**Requirement**
Which lines below contain "from"? Copy every one of them.

Web page and app entries:
══════

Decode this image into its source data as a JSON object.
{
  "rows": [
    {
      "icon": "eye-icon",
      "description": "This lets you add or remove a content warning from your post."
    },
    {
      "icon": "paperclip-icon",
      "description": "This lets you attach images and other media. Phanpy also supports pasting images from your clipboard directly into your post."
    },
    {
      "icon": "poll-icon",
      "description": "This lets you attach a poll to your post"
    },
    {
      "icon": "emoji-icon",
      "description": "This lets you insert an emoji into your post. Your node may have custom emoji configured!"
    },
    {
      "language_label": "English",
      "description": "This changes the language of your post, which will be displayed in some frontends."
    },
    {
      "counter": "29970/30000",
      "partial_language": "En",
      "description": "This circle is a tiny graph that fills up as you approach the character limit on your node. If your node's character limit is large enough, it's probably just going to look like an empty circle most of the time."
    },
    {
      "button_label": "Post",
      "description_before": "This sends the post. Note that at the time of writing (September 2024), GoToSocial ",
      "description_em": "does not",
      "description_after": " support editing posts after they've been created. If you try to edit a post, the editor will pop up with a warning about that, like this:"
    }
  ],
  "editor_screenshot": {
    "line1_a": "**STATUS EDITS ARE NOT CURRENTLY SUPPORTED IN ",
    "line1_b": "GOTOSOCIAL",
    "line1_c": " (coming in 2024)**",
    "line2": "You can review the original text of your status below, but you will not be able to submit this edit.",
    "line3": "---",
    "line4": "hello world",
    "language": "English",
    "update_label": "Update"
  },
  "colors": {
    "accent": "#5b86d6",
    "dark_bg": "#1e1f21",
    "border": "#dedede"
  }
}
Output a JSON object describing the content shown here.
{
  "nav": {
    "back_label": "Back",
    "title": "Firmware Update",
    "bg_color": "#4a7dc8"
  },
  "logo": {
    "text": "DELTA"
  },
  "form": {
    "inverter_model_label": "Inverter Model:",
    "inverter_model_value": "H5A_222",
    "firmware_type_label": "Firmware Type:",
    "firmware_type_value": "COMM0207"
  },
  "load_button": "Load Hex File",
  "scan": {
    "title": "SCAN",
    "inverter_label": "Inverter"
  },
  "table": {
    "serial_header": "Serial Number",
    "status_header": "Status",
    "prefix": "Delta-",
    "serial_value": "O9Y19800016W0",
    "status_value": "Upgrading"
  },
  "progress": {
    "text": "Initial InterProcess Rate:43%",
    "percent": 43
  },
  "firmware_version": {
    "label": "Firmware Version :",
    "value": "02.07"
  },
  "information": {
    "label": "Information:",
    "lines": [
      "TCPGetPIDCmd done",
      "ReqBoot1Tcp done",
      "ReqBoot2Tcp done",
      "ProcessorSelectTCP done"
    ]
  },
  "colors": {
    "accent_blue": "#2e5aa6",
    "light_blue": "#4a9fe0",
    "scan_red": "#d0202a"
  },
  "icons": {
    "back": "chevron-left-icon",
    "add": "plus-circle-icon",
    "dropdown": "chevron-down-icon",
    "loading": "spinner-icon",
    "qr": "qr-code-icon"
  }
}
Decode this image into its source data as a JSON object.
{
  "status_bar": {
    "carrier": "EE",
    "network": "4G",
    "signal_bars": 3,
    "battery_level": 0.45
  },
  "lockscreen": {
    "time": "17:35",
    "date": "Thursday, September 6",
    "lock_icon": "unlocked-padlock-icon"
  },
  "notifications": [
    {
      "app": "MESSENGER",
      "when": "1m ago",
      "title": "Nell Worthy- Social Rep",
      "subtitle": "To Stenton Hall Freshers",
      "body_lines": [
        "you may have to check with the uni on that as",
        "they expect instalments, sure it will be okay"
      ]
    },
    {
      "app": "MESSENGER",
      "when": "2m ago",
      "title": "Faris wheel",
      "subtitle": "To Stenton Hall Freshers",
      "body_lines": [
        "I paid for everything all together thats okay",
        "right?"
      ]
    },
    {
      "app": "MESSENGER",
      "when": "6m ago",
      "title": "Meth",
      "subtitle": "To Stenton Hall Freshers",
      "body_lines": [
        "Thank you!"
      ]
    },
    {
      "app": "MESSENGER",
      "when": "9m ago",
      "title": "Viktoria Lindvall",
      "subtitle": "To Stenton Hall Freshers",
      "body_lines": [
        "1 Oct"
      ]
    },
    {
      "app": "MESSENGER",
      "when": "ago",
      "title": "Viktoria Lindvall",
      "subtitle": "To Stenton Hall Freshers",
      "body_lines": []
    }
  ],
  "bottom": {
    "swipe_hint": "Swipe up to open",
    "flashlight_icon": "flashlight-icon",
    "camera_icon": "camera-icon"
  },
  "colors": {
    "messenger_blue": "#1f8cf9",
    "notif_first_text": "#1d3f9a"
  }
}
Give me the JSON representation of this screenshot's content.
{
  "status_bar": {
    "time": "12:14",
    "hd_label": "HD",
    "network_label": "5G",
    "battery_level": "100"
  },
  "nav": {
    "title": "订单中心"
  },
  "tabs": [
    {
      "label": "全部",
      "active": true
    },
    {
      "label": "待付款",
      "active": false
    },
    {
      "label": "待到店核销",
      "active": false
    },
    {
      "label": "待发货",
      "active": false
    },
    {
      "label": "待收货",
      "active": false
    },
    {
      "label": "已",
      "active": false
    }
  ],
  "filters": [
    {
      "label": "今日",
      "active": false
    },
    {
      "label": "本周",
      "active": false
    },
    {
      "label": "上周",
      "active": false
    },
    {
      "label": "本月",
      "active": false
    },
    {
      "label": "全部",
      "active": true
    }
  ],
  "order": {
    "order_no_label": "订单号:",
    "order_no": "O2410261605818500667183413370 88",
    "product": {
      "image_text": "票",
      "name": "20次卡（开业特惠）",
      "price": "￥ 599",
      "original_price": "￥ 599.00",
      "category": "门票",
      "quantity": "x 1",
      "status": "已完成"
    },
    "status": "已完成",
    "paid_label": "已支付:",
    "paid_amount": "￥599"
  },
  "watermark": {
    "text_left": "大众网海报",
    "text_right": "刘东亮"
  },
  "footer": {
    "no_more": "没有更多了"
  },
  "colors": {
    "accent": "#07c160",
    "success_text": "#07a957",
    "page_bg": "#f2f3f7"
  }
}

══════

**The completed task**
      "description": "This lets you add or remove a content warning from your post."
      "description": "This lets you attach images and other media. Phanpy also supports pasting images from your clipboard directly into your post."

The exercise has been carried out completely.